REQUIRED WORK: Every entry needs to be printed exactly, please.

THE RECORDS:
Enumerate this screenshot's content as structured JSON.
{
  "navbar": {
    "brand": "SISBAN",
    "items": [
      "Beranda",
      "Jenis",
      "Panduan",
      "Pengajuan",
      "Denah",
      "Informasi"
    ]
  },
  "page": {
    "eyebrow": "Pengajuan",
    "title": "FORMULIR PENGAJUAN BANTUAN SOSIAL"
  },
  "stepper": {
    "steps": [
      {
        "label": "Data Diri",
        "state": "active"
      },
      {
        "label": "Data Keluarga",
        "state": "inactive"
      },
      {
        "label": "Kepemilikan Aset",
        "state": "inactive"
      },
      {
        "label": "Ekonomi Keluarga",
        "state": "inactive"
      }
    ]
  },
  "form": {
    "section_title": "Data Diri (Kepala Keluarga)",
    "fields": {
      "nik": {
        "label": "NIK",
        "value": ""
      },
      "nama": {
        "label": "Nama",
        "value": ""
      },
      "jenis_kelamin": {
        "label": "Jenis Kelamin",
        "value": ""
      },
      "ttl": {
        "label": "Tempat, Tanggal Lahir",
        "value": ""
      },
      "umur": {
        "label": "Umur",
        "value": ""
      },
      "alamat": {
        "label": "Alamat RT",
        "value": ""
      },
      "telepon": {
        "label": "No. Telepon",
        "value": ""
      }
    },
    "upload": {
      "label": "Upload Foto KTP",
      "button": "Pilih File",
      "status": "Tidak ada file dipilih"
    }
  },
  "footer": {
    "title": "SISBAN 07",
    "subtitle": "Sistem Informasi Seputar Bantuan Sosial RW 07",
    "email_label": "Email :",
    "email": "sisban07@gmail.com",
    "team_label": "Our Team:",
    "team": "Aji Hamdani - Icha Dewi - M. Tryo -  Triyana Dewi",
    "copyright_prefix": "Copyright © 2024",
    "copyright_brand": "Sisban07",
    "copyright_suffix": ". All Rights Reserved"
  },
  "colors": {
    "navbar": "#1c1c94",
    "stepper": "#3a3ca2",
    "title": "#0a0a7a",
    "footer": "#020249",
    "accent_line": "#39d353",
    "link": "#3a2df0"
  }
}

EXPECTED ANSWER:
Enumerate this screenshot's content as structured JSON.
{
  "navbar": {
    "brand": "SISBAN",
    "items": [
      "Beranda",
      "Jenis",
      "Panduan",
      "Pengajuan",
      "Denah",
      "Informasi"
    ]
  },
  "page": {
    "eyebrow": "Pengajuan",
    "title": "FORMULIR PENGAJUAN BANTUAN SOSIAL"
  },
  "stepper": {
    "steps": [
      {
        "label": "Data Diri",
        "state": "active"
      },
      {
        "label": "Data Keluarga",
        "state": "inactive"
      },
      {
        "label": "Kepemilikan Aset",
        "state": "inactive"
      },
      {
        "label": "Ekonomi Keluarga",
        "state": "inactive"
      }
    ]
  },
  "form": {
    "section_title": "Data Diri (Kepala Keluarga)",
    "fields": {
      "nik": {
        "label": "NIK",
        "value": ""
      },
      "nama": {
        "label": "Nama",
        "value": ""
      },
      "jenis_kelamin": {
        "label": "Jenis Kelamin",
        "value": ""
      },
      "ttl": {
        "label": "Tempat, Tanggal Lahir",
        "value": ""
      },
      "umur": {
        "label": "Umur",
        "value": ""
      },
      "alamat": {
        "label": "Alamat RT",
        "value": ""
      },
      "telepon": {
        "label": "No. Telepon",
        "value": ""
      }
    },
    "upload": {
      "label": "Upload Foto KTP",
      "button": "Pilih File",
      "status": "Tidak ada file dipilih"
    }
  },
  "footer": {
    "title": "SISBAN 07",
    "subtitle": "Sistem Informasi Seputar Bantuan Sosial RW 07",
    "email_label": "Email :",
    "email": "sisban07@gmail.com",
    "team_label": "Our Team:",
    "team": "Aji Hamdani - Icha Dewi - M. Tryo -  Triyana Dewi",
    "copyright_prefix": "Copyright © 2024",
    "copyright_brand": "Sisban07",
    "copyright_suffix": ". All Rights Reserved"
  },
  "colors": {
    "navbar": "#1c1c94",
    "stepper": "#3a3ca2",
    "title": "#0a0a7a",
    "footer": "#020249",
    "accent_line": "#39d353",
    "link": "#3a2df0"
  }
}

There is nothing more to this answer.